TASK OBJECTIVE: Here is a listing. Reproduce it exactly.

RECORD EXCERPTS:

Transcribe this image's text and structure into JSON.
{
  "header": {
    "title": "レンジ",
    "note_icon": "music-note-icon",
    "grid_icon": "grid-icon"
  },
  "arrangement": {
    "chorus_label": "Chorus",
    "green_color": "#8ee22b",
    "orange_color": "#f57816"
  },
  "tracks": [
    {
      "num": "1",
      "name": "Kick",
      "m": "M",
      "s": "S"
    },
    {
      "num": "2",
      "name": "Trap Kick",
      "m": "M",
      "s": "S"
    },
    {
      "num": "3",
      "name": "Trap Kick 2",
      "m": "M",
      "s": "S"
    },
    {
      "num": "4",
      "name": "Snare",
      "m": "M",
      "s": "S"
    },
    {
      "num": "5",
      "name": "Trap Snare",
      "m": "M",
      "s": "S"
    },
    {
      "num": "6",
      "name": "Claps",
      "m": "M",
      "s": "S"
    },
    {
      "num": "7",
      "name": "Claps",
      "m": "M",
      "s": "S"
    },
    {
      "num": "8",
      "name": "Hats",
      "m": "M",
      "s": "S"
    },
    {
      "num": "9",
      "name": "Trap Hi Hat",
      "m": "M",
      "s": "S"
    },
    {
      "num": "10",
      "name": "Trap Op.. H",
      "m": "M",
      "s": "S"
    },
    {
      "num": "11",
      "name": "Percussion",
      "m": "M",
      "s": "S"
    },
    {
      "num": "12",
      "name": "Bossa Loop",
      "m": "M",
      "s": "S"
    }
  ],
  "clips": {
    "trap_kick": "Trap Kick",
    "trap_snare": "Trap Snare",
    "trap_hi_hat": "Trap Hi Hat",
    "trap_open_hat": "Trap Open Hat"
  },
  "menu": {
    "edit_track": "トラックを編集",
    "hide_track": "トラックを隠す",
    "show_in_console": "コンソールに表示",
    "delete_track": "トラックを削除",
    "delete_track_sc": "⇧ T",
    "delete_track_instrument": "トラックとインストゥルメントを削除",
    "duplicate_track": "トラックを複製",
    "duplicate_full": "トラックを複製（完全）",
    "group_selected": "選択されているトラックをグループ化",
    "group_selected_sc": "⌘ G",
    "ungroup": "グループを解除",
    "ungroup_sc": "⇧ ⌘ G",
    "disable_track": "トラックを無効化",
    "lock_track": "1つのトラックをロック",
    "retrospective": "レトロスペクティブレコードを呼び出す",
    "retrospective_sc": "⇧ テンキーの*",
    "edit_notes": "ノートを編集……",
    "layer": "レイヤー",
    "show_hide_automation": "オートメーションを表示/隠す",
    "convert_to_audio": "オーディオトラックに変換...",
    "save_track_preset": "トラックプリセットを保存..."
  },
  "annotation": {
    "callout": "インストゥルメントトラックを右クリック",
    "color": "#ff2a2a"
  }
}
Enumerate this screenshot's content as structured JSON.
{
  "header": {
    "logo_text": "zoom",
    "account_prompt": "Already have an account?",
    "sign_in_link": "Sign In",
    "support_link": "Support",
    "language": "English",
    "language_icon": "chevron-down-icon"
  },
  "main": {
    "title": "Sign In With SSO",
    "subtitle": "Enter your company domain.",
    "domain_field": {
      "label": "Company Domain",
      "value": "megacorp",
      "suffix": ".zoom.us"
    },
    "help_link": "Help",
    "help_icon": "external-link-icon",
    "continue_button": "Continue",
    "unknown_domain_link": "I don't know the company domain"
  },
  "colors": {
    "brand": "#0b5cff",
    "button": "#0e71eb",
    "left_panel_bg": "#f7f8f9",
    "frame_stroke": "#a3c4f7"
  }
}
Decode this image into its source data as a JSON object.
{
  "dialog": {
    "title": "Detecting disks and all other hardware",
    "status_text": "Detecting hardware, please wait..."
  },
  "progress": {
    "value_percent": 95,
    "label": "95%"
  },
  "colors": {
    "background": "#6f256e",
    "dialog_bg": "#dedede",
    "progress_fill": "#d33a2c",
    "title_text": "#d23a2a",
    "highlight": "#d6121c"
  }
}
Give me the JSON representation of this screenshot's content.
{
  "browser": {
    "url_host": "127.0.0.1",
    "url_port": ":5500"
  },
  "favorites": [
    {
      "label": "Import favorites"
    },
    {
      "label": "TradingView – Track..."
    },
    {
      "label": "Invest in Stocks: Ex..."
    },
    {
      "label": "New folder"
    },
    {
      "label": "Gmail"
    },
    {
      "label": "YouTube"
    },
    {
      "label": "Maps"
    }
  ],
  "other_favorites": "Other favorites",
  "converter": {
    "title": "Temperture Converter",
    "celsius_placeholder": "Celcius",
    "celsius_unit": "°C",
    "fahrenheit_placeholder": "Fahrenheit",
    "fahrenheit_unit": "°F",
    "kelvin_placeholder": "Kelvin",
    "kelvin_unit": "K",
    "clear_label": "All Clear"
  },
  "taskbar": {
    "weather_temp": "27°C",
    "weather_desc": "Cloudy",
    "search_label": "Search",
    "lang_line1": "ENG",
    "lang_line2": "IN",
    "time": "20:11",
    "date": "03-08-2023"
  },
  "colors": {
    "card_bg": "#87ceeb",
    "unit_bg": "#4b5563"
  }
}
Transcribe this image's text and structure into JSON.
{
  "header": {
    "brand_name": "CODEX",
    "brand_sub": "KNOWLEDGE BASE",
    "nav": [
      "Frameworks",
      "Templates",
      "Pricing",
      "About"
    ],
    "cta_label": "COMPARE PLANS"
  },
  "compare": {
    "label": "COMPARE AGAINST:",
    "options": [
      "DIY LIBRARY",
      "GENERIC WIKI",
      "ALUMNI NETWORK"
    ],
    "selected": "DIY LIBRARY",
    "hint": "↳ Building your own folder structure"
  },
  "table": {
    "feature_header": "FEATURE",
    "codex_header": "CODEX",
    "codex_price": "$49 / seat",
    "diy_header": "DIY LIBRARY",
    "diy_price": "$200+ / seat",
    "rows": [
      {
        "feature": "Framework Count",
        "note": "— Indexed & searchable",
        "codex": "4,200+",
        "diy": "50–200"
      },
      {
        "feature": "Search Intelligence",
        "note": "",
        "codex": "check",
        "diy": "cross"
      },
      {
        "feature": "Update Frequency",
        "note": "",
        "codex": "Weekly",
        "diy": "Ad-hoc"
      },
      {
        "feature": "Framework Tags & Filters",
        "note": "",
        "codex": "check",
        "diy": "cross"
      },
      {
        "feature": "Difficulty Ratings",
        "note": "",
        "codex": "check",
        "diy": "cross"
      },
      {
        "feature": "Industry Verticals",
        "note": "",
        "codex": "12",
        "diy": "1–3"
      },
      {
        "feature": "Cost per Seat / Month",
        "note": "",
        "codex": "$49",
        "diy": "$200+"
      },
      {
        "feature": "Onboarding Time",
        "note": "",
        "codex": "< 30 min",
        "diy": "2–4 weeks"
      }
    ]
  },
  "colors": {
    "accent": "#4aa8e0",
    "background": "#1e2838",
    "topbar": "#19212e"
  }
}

TASK SOLUTION:
Transcribe this image's text and structure into JSON.
{
  "header": {
    "title": "レンジ",
    "note_icon": "music-note-icon",
    "grid_icon": "grid-icon"
  },
  "arrangement": {
    "chorus_label": "Chorus",
    "green_color": "#8ee22b",
    "orange_color": "#f57816"
  },
  "tracks": [
    {
      "num": "1",
      "name": "Kick",
      "m": "M",
      "s": "S"
    },
    {
      "num": "2",
      "name": "Trap Kick",
      "m": "M",
      "s": "S"
    },
    {
      "num": "3",
      "name": "Trap Kick 2",
      "m": "M",
      "s": "S"
    },
    {
      "num": "4",
      "name": "Snare",
      "m": "M",
      "s": "S"
    },
    {
      "num": "5",
      "name": "Trap Snare",
      "m": "M",
      "s": "S"
    },
    {
      "num": "6",
      "name": "Claps",
      "m": "M",
      "s": "S"
    },
    {
      "num": "7",
      "name": "Claps",
      "m": "M",
      "s": "S"
    },
    {
      "num": "8",
      "name": "Hats",
      "m": "M",
      "s": "S"
    },
    {
      "num": "9",
      "name": "Trap Hi Hat",
      "m": "M",
      "s": "S"
    },
    {
      "num": "10",
      "name": "Trap Op.. H",
      "m": "M",
      "s": "S"
    },
    {
      "num": "11",
      "name": "Percussion",
      "m": "M",
      "s": "S"
    },
    {
      "num": "12",
      "name": "Bossa Loop",
      "m": "M",
      "s": "S"
    }
  ],
  "clips": {
    "trap_kick": "Trap Kick",
    "trap_snare": "Trap Snare",
    "trap_hi_hat": "Trap Hi Hat",
    "trap_open_hat": "Trap Open Hat"
  },
  "menu": {
    "edit_track": "トラックを編集",
    "hide_track": "トラックを隠す",
    "show_in_console": "コンソールに表示",
    "delete_track": "トラックを削除",
    "delete_track_sc": "⇧ T",
    "delete_track_instrument": "トラックとインストゥルメントを削除",
    "duplicate_track": "トラックを複製",
    "duplicate_full": "トラックを複製（完全）",
    "group_selected": "選択されているトラックをグループ化",
    "group_selected_sc": "⌘ G",
    "ungroup": "グループを解除",
    "ungroup_sc": "⇧ ⌘ G",
    "disable_track": "トラックを無効化",
    "lock_track": "1つのトラックをロック",
    "retrospective": "レトロスペクティブレコードを呼び出す",
    "retrospective_sc": "⇧ テンキーの*",
    "edit_notes": "ノートを編集……",
    "layer": "レイヤー",
    "show_hide_automation": "オートメーションを表示/隠す",
    "convert_to_audio": "オーディオトラックに変換...",
    "save_track_preset": "トラックプリセットを保存..."
  },
  "annotation": {
    "callout": "インストゥルメントトラックを右クリック",
    "color": "#ff2a2a"
  }
}
Enumerate this screenshot's content as structured JSON.
{
  "header": {
    "logo_text": "zoom",
    "account_prompt": "Already have an account?",
    "sign_in_link": "Sign In",
    "support_link": "Support",
    "language": "English",
    "language_icon": "chevron-down-icon"
  },
  "main": {
    "title": "Sign In With SSO",
    "subtitle": "Enter your company domain.",
    "domain_field": {
      "label": "Company Domain",
      "value": "megacorp",
      "suffix": ".zoom.us"
    },
    "help_link": "Help",
    "help_icon": "external-link-icon",
    "continue_button": "Continue",
    "unknown_domain_link": "I don't know the company domain"
  },
  "colors": {
    "brand": "#0b5cff",
    "button": "#0e71eb",
    "left_panel_bg": "#f7f8f9",
    "frame_stroke": "#a3c4f7"
  }
}
Decode this image into its source data as a JSON object.
{
  "dialog": {
    "title": "Detecting disks and all other hardware",
    "status_text": "Detecting hardware, please wait..."
  },
  "progress": {
    "value_percent": 95,
    "label": "95%"
  },
  "colors": {
    "background": "#6f256e",
    "dialog_bg": "#dedede",
    "progress_fill": "#d33a2c",
    "title_text": "#d23a2a",
    "highlight": "#d6121c"
  }
}
Give me the JSON representation of this screenshot's content.
{
  "browser": {
    "url_host": "127.0.0.1",
    "url_port": ":5500"
  },
  "favorites": [
    {
      "label": "Import favorites"
    },
    {
      "label": "TradingView – Track..."
    },
    {
      "label": "Invest in Stocks: Ex..."
    },
    {
      "label": "New folder"
    },
    {
      "label": "Gmail"
    },
    {
      "label": "YouTube"
    },
    {
      "label": "Maps"
    }
  ],
  "other_favorites": "Other favorites",
  "converter": {
    "title": "Temperture Converter",
    "celsius_placeholder": "Celcius",
    "celsius_unit": "°C",
    "fahrenheit_placeholder": "Fahrenheit",
    "fahrenheit_unit": "°F",
    "kelvin_placeholder": "Kelvin",
    "kelvin_unit": "K",
    "clear_label": "All Clear"
  },
  "taskbar": {
    "weather_temp": "27°C",
    "weather_desc": "Cloudy",
    "search_label": "Search",
    "lang_line1": "ENG",
    "lang_line2": "IN",
    "time": "20:11",
    "date": "03-08-2023"
  },
  "colors": {
    "card_bg": "#87ceeb",
    "unit_bg": "#4b5563"
  }
}
Transcribe this image's text and structure into JSON.
{
  "header": {
    "brand_name": "CODEX",
    "brand_sub": "KNOWLEDGE BASE",
    "nav": [
      "Frameworks",
      "Templates",
      "Pricing",
      "About"
    ],
    "cta_label": "COMPARE PLANS"
  },
  "compare": {
    "label": "COMPARE AGAINST:",
    "options": [
      "DIY LIBRARY",
      "GENERIC WIKI",
      "ALUMNI NETWORK"
    ],
    "selected": "DIY LIBRARY",
    "hint": "↳ Building your own folder structure"
  },
  "table": {
    "feature_header": "FEATURE",
    "codex_header": "CODEX",
    "codex_price": "$49 / seat",
    "diy_header": "DIY LIBRARY",
    "diy_price": "$200+ / seat",
    "rows": [
      {
        "feature": "Framework Count",
        "note": "— Indexed & searchable",
        "codex": "4,200+",
        "diy": "50–200"
      },
      {
        "feature": "Search Intelligence",
        "note": "",
        "codex": "check",
        "diy": "cross"
      },
      {
        "feature": "Update Frequency",
        "note": "",
        "codex": "Weekly",
        "diy": "Ad-hoc"
      },
      {
        "feature": "Framework Tags & Filters",
        "note": "",
        "codex": "check",
        "diy": "cross"
      },
      {
        "feature": "Difficulty Ratings",
        "note": "",
        "codex": "check",
        "diy": "cross"
      },
      {
        "feature": "Industry Verticals",
        "note": "",
        "codex": "12",
        "diy": "1–3"
      },
      {
        "feature": "Cost per Seat / Month",
        "note": "",
        "codex": "$49",
        "diy": "$200+"
      },
      {
        "feature": "Onboarding Time",
        "note": "",
        "codex": "< 30 min",
        "diy": "2–4 weeks"
      }
    ]
  },
  "colors": {
    "accent": "#4aa8e0",
    "background": "#1e2838",
    "topbar": "#19212e"
  }
}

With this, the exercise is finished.